The results are still trailing in as I write this, but the winners in Iowa have been declared.
For the Republicans, as I predicted Mike Huckabee took the top spot (though by a bigger margin than I expected). Romney was a solid #2, and at this point it's still a toss-up for #3 between Fred Thompson and John McCain.
On the Democratic side, I was right about Edwards and Clinton being very close, but I was way off in thinking that Barack Obama would be right there with them. Instead, he took the top spot by as large a margin as Huckabee did in the other party. Meanwhile Edwards and Clinton are still scrapping over the #2/#3 spots, with a slight edge to Edwards at this point.
It is interesting to review the breakdown in entrance/exit polls regarding where each candidate received his or her support.
In the Democratic caucuses, one striking note is that Obama's margin of victory appears largely made up of non-Democrats: Independents and Republicans who participated in the Democratic caucus went more than 40% for Obama, while among Democrats themselves Obama and Clinton were neck-and-neck at around 31/32%. Fully 20% of the participants in the Democratic caucus were self-identified as Independent rather than Democrat, and that seems to be where Obama has his strongest showing.
Meanwhile, in the Republican caucuses, of particular note is the fact that 60% of caucus-goers identify themselves as "Born-again or evangelical Christians", and almost half of that number supported Huckabee (a Baptist minister), far more than any other candidate, and more than twice as many as supported Romney. That likely tracks with another interesting statistic, almost half of all Republican caucus-goers rated "Shares my values" as the ONE characteristic most important in selecting a candidate; of those voters, 44% went for Huckabee, again almost twice as many as supported Romney. Also, those voters who think that shared religious views matter somewhat or a great deal (a whopping 67%), perhaps not surprisingly had a strong affinity for Huckabee over Romney, a Mormon. Independents also were a significant part of the Republican caucuses (13% of caucus-goers), however those Independents strongly favored McCain and Ron Paul over the other candidates in the race.
So what does this mean going forward?

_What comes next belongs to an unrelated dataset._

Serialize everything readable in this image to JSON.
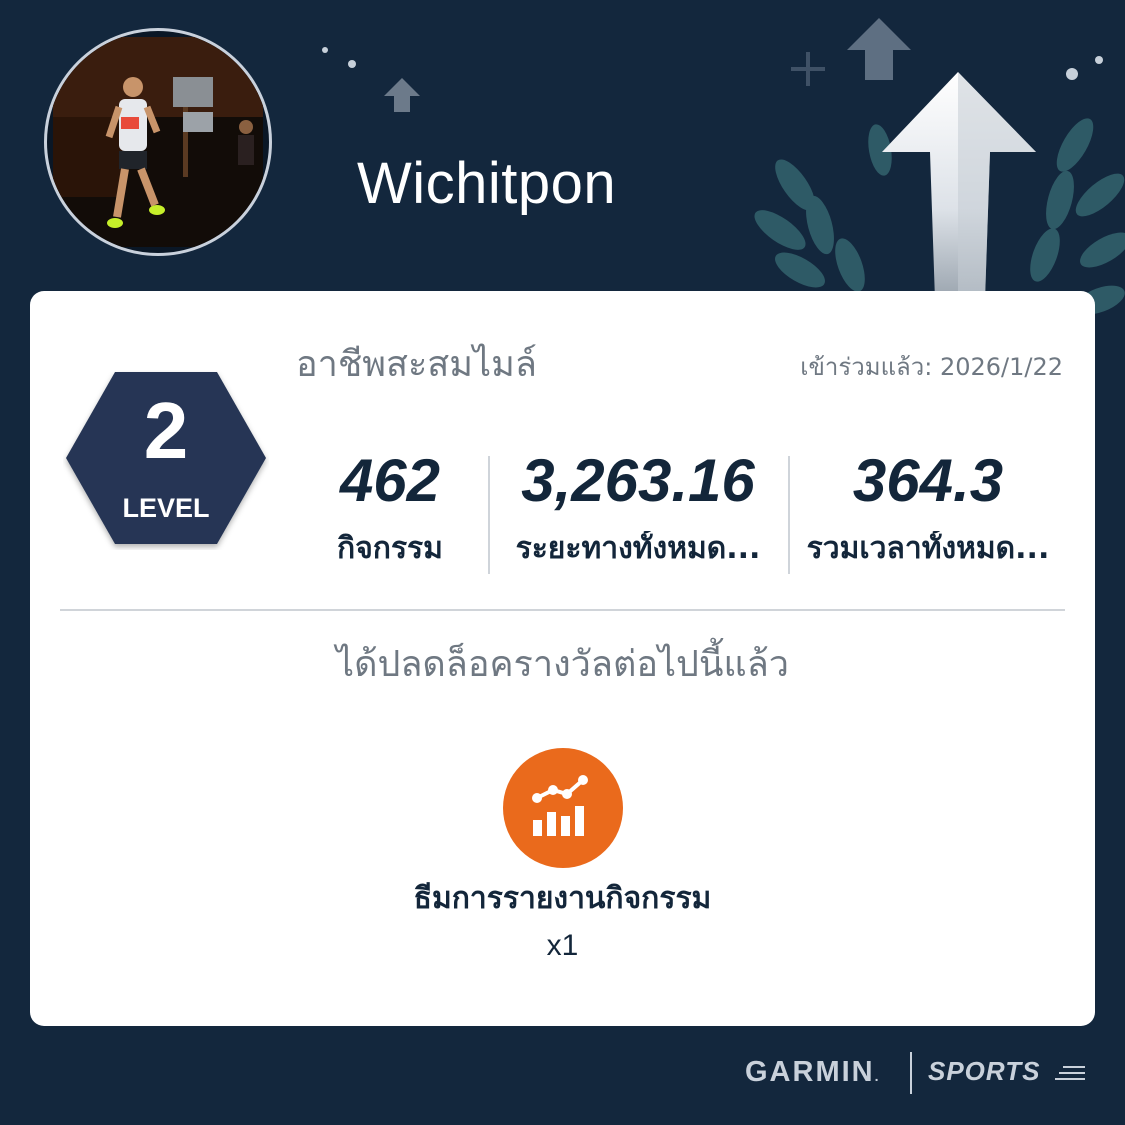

For Obama, while this will doubtless give him a bump, the large lift he got tonight from independent voters may be harder to achieve in other states with more closed systems. On the other hand, it could be that his candidacy may prompt non-affiliated voters to register as Democrats in order to vote for him, which could help broaden the base of that party. For Edwards, this has got to be a disappointment and most likely means that he'll be brushed aside after New Hampshire (in just 5 more days). However, he might just be positioned for another run as VP (though honestly some of the maneuvering today makes me think that protestations aside, perhaps Richardson is really angling to share a ticket with Obama in the fall). Clinton has enough money to take this loss in stride, but certainly she'll need to adjust her message to shore up support. She does need to win in New Hampshire, or else it's going to be a very long month leading up to Super-Duper Tuesday.

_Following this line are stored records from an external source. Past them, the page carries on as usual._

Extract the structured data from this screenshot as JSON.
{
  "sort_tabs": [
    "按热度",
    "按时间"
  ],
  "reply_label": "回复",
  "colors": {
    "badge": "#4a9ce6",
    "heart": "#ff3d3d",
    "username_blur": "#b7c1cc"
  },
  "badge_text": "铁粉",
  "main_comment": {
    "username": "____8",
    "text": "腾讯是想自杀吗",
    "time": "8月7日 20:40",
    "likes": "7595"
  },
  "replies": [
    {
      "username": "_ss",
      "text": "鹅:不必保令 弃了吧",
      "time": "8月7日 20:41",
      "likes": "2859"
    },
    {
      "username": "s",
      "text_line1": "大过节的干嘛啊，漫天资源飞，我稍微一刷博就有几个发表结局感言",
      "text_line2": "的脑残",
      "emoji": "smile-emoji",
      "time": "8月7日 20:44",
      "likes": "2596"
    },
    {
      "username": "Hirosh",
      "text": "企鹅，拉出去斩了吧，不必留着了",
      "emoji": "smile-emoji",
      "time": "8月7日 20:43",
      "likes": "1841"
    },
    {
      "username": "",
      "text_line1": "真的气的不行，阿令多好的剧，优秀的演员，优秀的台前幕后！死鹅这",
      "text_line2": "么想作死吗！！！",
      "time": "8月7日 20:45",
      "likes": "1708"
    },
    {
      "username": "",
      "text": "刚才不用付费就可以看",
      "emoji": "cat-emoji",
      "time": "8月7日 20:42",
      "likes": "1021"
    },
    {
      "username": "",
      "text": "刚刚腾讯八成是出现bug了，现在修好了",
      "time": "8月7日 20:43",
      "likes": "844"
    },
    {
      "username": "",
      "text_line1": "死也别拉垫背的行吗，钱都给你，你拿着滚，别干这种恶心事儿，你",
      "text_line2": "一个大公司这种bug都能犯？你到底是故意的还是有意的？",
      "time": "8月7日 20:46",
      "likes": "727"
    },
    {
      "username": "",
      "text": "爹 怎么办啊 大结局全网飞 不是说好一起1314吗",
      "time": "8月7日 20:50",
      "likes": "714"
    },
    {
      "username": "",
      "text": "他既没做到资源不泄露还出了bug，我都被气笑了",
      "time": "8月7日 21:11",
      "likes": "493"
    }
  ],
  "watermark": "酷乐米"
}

For Huckabee, this is likely a positive sign that he'll be able to skip past New Hampshire (where his religious background won't play as strongly) and into other, later states where he can again use his religious views to his advantage. He's definitely a serious player on the Republican stage, now, however. Romney is currently fighting McCain for first place in NH, but if Huckabee can squeeze in there to take #2 (somewhat doubtful, but certainly possible with a bump from his significant win tonight) and shut Romney out to even a close #3, it could be the end of Romney's run as well. And McCain, who basically conceded Iowa early to favor New Hampshire, should be able to hang in long enough to make things interesting for the other guys. McCain won NH in 2000, and was running very strong in South Carolina shortly thereafter until some dirty tricks from the Bush camp that year caused him serious problems. Basically, the Republican field is still wide open and may very well not be decided until the actual convention (for a change!)